Wild Child brings upbeat energy to the ACL stage

When Austin City Limits first hit the air in the mid-70s, it was all about showcasing the burgeoning Austin music scene. So it always makes us happy to welcome another rising star from our own backyard. In support of this year’s fourth album Expectations, Wild Child hit our stage with youthful energy and an eclectic, genre-spanning performance, which we streamed live around the world.

Taking the stage to pre-recorded disco, the band went into “Fools,” a midtempo folk popper. Perpetually smiling singer/violinist Kelsey Wilson and cellist Sadie Wolfe brought their instruments forcefully to bear on “The Tale of You & Me,” a more rocking tune. Wilson and co-writer/singer/ukelele player Alexander Beggins brought their voices close on the playful “Alex,” before the tempo dropped and the emotion rose for the lush ballad “Eggshells.” Wilson welcomed a three-piece horn section and her singing younger sister Skylar to the stage for another ballad, the undulating “Rillo Talk.” The sibling harmony continued on the sweetly rolling “Break You Down” and the peppy “1996.” Beggins took the lead vocals for “Stitches,” a tune inspired by too much time away from home.

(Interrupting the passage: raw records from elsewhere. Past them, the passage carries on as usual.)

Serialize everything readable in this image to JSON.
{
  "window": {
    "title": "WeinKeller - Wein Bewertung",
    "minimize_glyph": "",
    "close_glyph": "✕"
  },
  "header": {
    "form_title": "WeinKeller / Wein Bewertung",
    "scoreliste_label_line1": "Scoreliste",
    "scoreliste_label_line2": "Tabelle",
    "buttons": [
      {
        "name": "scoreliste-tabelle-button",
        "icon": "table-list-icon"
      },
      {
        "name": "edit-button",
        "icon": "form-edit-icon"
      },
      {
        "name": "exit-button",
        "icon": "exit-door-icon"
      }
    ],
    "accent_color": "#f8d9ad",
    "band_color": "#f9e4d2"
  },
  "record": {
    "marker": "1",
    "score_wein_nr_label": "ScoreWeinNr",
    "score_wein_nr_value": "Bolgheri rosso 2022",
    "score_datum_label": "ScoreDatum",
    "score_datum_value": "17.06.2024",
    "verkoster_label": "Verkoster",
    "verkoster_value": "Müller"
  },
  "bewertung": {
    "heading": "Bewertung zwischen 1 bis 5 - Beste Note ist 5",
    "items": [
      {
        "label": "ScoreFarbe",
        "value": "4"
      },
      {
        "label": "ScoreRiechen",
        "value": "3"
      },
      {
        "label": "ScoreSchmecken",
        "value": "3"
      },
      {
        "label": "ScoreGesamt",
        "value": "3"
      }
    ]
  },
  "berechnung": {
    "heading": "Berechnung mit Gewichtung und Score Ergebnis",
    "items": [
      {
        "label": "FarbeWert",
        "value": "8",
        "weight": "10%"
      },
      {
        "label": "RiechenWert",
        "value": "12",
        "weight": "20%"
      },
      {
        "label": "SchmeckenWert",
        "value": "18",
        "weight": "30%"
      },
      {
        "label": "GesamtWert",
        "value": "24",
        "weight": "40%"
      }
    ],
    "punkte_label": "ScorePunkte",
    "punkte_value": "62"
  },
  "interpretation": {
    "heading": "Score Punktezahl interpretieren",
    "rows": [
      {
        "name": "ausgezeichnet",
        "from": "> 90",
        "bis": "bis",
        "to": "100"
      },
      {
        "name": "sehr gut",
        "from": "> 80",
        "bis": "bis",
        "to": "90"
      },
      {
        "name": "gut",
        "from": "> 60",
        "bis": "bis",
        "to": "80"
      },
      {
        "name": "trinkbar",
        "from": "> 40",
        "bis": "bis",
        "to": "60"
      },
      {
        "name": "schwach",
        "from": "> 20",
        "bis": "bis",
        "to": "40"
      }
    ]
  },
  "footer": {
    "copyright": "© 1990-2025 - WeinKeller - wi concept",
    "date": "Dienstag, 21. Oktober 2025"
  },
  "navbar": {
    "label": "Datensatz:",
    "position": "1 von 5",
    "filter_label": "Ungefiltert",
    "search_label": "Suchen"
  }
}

The band and the horn section quit the stage, leaving Wilson and Beggins by themselves onstage to duet on the sweet ‘n’ sour, asides-filled romance of “The One.” Beggins then moved to the piano for “Break Bones,” the best showcase yet for Wilson’s pretty voice. The rest of the duo’s compadres returned for “My Town” and “Follow Me,” more ballads for Wilson to make her own. “Take It” brought the energy level back up, and the funky “Back & Forth” rode the wave. The energized piano pop of “Crazy Bird” set the stage for the radio hit “Think It Over,” as sweet a tune as the airwaves can receive.  

The band stripped down to guitars and vocals for the harmony-laden, shimmering fan favorite “Sinking Ship.” Beggin switched from uke to guitar for the closing “Expectations,” a funky, melodic charmer that got the crowd roaring. The group quit the stage, but of course, that didn’t mean it was over. Wild Child returned to the stage for “Bad Girl,” a frisky folk/pop number dedicated to Wilson’s niece, who was in the house. It was a nicely upbeat way to end the show, which we can’t wait for you to see when it airs in our 44th season on your local PBS station.